Endometriosis symptoms tend to follow a cycle, similar to your period. If you track these on a monthly basis, you are likely to notice a pattern. This means you can prepare yourself (mentally and physically) for endometriosis symptoms and pain.

There are some great apps for tracking your symptoms such as Visana and Endometrix. Both of these are available for free on the App Store or Android Store.

Endometriosis Australia has also developed a great pain tracking tool.

5. Meditate

Living with endometriosis can be both physically and mentally exhausting. Meditation can help you to cope with pain, stress and fatigue.

Many women find taking time to be mindful, noticing their thoughts, emotions and senses is a helpful way to manage their pain and other symptoms.

You could also head to a Yoga class to combine exercise and meditation.

6. Rest – get a good night’s sleep

Getting a good sleep can be easier said than done if you are experiencing endometriosis symptoms during the night. If you are tired or fatigued, you may begin to notice more severe pain or symptoms, making it extra important to get a good night’s rest.

You may like to try a few things to help unwind at night-time and improve your sleep. This can include eating dinner and exercising earlier in the day, and avoiding screen time in the hour before bed.

Having a regular sleeping schedule can also help your body adjust to a healthy sleep routine. Try what works for you. Proper rest is essential for good health.

Key Messages

  • If you are experiencing pain and other symptoms of endometriosis, it may be worth trying one or all of these tips that other women report as being useful.
  • It is important to care for your mind and body when experiencing pain.
  • Self-care for endometriosis is all about finding what works for you. Take some time to trial different methods and do what feels right for you!


Expert review

The content in this article has been reviewed by Dr Judith Moore, who is a functional gut nurse consultant at Alfred Hospital in Melbourne, and a researcher in the Department of Gastroenterology, Central Clinical School at Monash University. Dr Moore’s research seeks to cast more light on how endometriosis affects the gut, and if it affects the microbiome in the gut.
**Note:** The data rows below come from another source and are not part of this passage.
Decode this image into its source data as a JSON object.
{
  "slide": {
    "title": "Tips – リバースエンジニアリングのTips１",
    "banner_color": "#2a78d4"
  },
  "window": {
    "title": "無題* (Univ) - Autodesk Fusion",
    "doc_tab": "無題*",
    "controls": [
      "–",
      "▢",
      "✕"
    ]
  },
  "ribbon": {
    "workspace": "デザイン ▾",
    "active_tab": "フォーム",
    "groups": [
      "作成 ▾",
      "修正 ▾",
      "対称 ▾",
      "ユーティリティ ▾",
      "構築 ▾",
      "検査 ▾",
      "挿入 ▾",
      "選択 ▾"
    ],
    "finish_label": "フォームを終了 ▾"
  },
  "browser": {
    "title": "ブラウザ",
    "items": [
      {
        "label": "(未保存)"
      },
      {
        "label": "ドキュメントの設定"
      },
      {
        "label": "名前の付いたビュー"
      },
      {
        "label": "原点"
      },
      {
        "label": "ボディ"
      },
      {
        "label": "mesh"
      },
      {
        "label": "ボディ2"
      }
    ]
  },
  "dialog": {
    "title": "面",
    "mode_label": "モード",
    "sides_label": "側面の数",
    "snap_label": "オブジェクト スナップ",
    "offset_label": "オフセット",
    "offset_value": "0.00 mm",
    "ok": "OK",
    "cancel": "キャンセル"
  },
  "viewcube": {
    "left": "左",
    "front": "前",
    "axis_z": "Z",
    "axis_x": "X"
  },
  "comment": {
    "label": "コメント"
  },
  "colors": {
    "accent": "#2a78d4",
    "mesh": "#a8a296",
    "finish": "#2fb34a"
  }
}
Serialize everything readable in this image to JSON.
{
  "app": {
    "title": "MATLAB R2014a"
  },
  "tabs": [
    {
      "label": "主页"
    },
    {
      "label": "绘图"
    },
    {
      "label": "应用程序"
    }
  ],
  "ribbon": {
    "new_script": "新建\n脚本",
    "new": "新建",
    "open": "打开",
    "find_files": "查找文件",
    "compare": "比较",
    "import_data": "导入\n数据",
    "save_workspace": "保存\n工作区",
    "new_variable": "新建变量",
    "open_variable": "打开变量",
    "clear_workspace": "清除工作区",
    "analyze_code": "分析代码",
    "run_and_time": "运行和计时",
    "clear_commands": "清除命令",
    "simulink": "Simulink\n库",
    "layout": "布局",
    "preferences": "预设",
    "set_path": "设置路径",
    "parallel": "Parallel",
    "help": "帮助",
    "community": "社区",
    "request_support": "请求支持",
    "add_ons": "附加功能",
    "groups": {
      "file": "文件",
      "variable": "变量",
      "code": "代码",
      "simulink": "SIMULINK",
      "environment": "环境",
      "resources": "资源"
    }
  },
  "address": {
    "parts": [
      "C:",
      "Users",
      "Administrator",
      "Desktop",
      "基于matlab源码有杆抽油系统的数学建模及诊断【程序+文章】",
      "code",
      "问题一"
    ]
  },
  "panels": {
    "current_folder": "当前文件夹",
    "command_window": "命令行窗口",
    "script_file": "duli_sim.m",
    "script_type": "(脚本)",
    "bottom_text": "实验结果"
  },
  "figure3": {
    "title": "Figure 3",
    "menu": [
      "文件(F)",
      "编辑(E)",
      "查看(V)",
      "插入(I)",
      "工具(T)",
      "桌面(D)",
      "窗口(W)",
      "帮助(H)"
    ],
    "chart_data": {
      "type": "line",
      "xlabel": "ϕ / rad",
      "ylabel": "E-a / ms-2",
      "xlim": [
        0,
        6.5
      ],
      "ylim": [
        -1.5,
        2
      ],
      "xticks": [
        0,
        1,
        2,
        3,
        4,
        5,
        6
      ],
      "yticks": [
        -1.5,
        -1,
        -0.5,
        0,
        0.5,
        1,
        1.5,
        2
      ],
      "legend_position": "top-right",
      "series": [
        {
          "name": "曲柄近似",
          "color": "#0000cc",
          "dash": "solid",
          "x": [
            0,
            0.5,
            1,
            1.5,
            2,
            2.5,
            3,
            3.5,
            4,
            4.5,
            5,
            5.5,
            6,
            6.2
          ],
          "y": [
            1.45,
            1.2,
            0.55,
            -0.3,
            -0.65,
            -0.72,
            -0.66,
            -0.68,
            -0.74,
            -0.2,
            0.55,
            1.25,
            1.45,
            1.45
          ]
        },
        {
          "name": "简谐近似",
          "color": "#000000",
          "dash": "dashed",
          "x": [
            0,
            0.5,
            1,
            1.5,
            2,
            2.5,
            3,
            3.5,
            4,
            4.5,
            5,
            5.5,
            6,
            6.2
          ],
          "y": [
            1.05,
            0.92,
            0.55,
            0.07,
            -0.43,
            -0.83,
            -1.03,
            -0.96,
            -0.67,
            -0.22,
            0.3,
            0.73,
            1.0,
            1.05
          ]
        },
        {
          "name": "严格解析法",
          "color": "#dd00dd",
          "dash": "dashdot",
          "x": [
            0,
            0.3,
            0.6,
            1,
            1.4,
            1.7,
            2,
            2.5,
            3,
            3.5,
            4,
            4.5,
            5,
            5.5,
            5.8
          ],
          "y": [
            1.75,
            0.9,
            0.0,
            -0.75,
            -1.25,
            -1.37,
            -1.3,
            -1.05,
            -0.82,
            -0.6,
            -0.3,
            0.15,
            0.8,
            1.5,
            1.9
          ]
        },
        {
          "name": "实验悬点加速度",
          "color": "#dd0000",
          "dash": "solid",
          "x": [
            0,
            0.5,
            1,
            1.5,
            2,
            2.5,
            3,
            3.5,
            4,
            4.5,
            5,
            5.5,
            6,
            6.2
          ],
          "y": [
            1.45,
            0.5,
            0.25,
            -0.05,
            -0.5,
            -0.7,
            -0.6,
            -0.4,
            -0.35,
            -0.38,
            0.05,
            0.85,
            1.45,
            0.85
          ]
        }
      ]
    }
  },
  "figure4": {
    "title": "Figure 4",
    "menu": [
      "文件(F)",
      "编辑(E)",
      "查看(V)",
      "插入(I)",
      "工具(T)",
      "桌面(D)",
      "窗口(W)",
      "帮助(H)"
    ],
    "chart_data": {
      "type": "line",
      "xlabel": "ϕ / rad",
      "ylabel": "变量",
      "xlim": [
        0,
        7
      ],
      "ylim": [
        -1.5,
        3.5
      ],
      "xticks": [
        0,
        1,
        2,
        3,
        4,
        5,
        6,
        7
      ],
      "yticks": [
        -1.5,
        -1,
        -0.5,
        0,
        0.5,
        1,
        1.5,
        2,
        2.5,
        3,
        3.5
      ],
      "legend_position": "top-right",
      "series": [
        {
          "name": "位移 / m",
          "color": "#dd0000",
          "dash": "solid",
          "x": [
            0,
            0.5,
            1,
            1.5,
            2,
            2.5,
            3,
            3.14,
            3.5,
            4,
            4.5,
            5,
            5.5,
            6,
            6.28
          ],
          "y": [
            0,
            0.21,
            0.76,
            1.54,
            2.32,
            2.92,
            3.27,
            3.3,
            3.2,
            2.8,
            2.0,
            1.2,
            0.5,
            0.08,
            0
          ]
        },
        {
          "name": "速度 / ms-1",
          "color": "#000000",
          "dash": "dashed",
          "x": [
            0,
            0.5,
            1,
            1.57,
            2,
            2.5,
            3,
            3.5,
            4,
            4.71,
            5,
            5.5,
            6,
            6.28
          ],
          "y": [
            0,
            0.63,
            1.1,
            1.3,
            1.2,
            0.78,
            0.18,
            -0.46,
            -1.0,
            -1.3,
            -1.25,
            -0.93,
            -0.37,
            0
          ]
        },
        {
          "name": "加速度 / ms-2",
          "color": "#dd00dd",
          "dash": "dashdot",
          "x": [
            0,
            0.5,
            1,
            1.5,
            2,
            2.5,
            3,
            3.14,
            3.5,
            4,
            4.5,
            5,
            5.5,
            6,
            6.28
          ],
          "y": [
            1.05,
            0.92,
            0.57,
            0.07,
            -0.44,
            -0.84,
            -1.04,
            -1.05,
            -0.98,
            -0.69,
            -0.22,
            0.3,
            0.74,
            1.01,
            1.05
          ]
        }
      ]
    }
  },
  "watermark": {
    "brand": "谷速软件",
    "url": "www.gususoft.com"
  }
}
She is also exploring different dietary options to see if this impacts gut symptoms and the gut microbiome in women with endometriosis also experiencing symptoms such as bloating, an altered bowel habit and gut pain.



  1. Australian Coalition for Endometriosis.
  2. Armour, M., Sinclair, J., Chalmers, K.J. et al. Self-management strategies amongst Australian women with endometriosis: a national online survey. BMC Complement Altern Med 19, 17 (2019).